Glasnow was viewed as the top pitching prospect coming up through the minor leagues, but command issues kept him from reaching his full potential at the major league level. That is until he made his way over to the Rays. Since then he has been a lot better at locating his pitches, and honestly looked to have above-average command before he went down with an injury this season. If he is able to maintain these improvements once he returns, then he could be a legitimate Cy Young contender in 2020.

Jose Berrios, Minnesota Twins, Age: 25

Ever since struggling in his first taste of the major leagues back in 2016, Berrios has consistently been one of the top arms in the game for the past three seasons. This season he currently boasts a 3.29 ERA with a complimentary 1.15 WHIP. He currently has a below-average contact rate this season, however, but with a nasty fastball and curveball in his arsenal, I wouldn’t be surprised to see Berrios start to miss more bats in the future.

Jack Flaherty, St. Louis Cardinals, Age: 23

Flaherty possesses a five-pitch arsenal, and his slider is easily his best pitch, which has a 25.8% whiff rate this season. This has led to a very impressive career strikeout rate of 28.5% and 13.2% swinging-strike rate. He has decent command, and with his strikeout upside, he should put up quality fantasy numbers going forward.

Luis Severino, New York Yankees, Age: 25

Severino may have yet to throw an inning this season, but there is no denying his upside. With a fastball that has touched 101 mph, a nasty 89 mph slider, a healthy ground ball rate, and above-average command, Severino is a legitimate Cy Young contender when he comes back next season.

Lucas Giolito, Chicago White Sox, Age: 25

Giolito went from having a 567.1 ADP in NFBC leagues to being one of the top arms in the game this season. It has been a long road for the former top pitching prospect, as his 6.13 ERA last season would suggest. His success this season can be attributed to a multitude of reasons. The biggest reason may be that his fastball on average is up 2 mph from what it was in 2018. This has led to an almost 10.0% increase in whiff rate this season and has also helped his other pitches play up in games. He has also completely cut his sinker out of his arsenal which has led to him throwing his much-improved fastball 15.0% more of the time. Another reason for Giolito’s newfound success is that he has increased vertical movement on his slider by 1.5 inches and has a whiff rate of 44.0% on his killer breaking ball. As long as these improvements continue, Giolito should become one of the most coveted arms in fantasy.

Josh Hader, Milwaukee Brewers, Age: 25

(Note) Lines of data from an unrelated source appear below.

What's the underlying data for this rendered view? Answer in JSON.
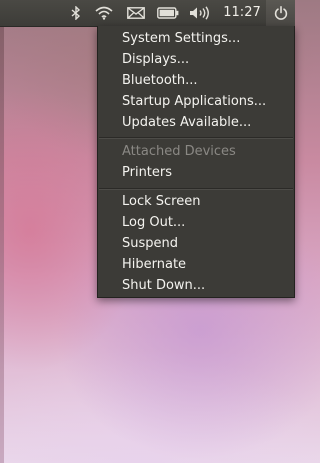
{
  "panel": {
    "clock": "11:27",
    "indicators": [
      "bluetooth-icon",
      "wifi-icon",
      "mail-icon",
      "battery-icon",
      "volume-icon",
      "power-icon"
    ]
  },
  "menu": {
    "items": {
      "system_settings": "System Settings...",
      "displays": "Displays...",
      "bluetooth": "Bluetooth...",
      "startup_applications": "Startup Applications...",
      "updates_available": "Updates Available...",
      "attached_devices": "Attached Devices",
      "printers": "Printers",
      "lock_screen": "Lock Screen",
      "log_out": "Log Out...",
      "suspend": "Suspend",
      "hibernate": "Hibernate",
      "shut_down": "Shut Down..."
    }
  },
  "colors": {
    "panel_bg": "#3d3c38",
    "menu_bg": "#3c3b37",
    "menu_text": "#f4f3ef",
    "disabled_text": "#8a8884"
  }
}
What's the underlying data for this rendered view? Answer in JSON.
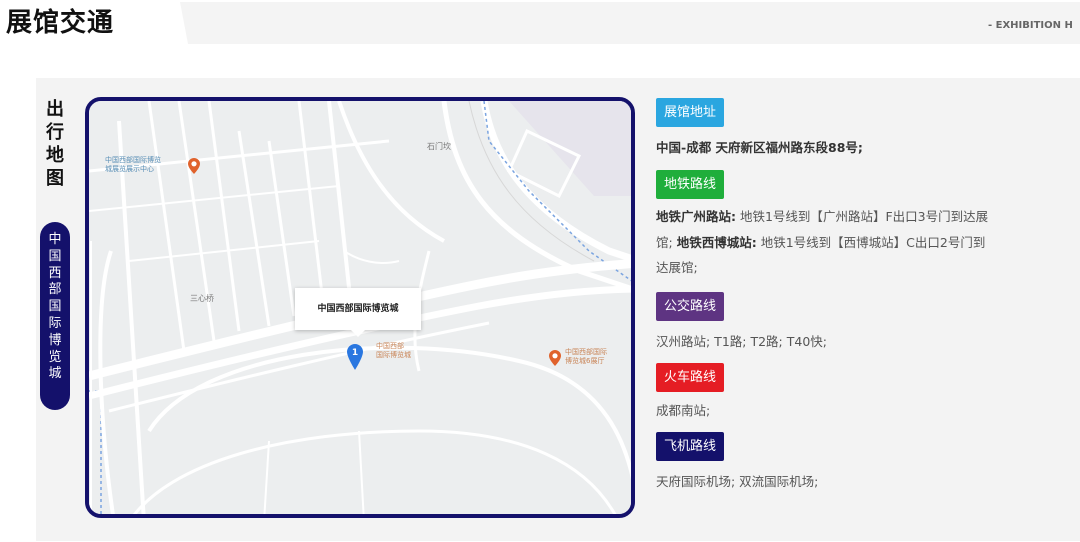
{
  "header": {
    "title": "展馆交通",
    "subtitle": "- EXHIBITION H"
  },
  "sidebar": {
    "title_chars": [
      "出",
      "行",
      "地",
      "图"
    ],
    "venue_chars": [
      "中",
      "国",
      "西",
      "部",
      "国",
      "际",
      "博",
      "览",
      "城"
    ]
  },
  "map": {
    "labels": {
      "shimenkan": "石门坎",
      "sanxinqiao": "三心桥",
      "showcenter_line1": "中国西部国际博览",
      "showcenter_line2": "城展览展示中心",
      "venue_line1": "中国西部",
      "venue_line2": "国际博览城",
      "hall6_line1": "中国西部国际",
      "hall6_line2": "博览城6展厅"
    },
    "callout": "中国西部国际博览城",
    "pin_number": "1"
  },
  "info": {
    "address": {
      "tag": "展馆地址",
      "tag_color": "#2aa6e0",
      "text": "中国-成都 天府新区福州路东段88号;"
    },
    "metro": {
      "tag": "地铁路线",
      "tag_color": "#1fae3b",
      "station1": "地铁广州路站:",
      "desc1": "地铁1号线到【广州路站】F出口3号门到达展",
      "desc1b": "馆;",
      "station2": "地铁西博城站:",
      "desc2": "地铁1号线到【西博城站】C出口2号门到",
      "desc2b": "达展馆;"
    },
    "bus": {
      "tag": "公交路线",
      "tag_color": "#5e3482",
      "text": "汉州路站; T1路; T2路; T40快;"
    },
    "train": {
      "tag": "火车路线",
      "tag_color": "#e51d24",
      "text": "成都南站;"
    },
    "plane": {
      "tag": "飞机路线",
      "tag_color": "#14116b",
      "text": "天府国际机场; 双流国际机场;"
    }
  },
  "colors": {
    "brand_navy": "#14116b",
    "panel_bg": "#f3f3f3"
  }
}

Hader has been absolutely dominant since joining the Brewers bullpen, which is mainly due to his fastball that was voted as the seventh nastiest by major league hitters this past offseason. His contact rate this season is only 0.2% higher than Joey Gallo’s. If Hader stays in the closer role, then he should be a top-50 player in any 15-teamers. Even if the Brewers decide to move him back to a long-relief role like he had in 2018, then he could still easily be a top-100 fantasy player.

Edwin Diaz, New York Mets, Age: 25

Diaz went from being arguably the top closer in the game to having one of the most disappointing 2019 seasons. This season has seen him give up more than two home runs per nine innings which has led to a horrid 5.60 ERA. Even with this season’s struggles, there is no denying Diaz’s potential. With one of the best fastball/slider combinations in the league, it is likely that we see a rebound in 2020. This is a guy that had a 44.3% strikeout rate, 1.96 ERA, and 1.78 xFIP just a season ago, so I’m not giving up on him just yet.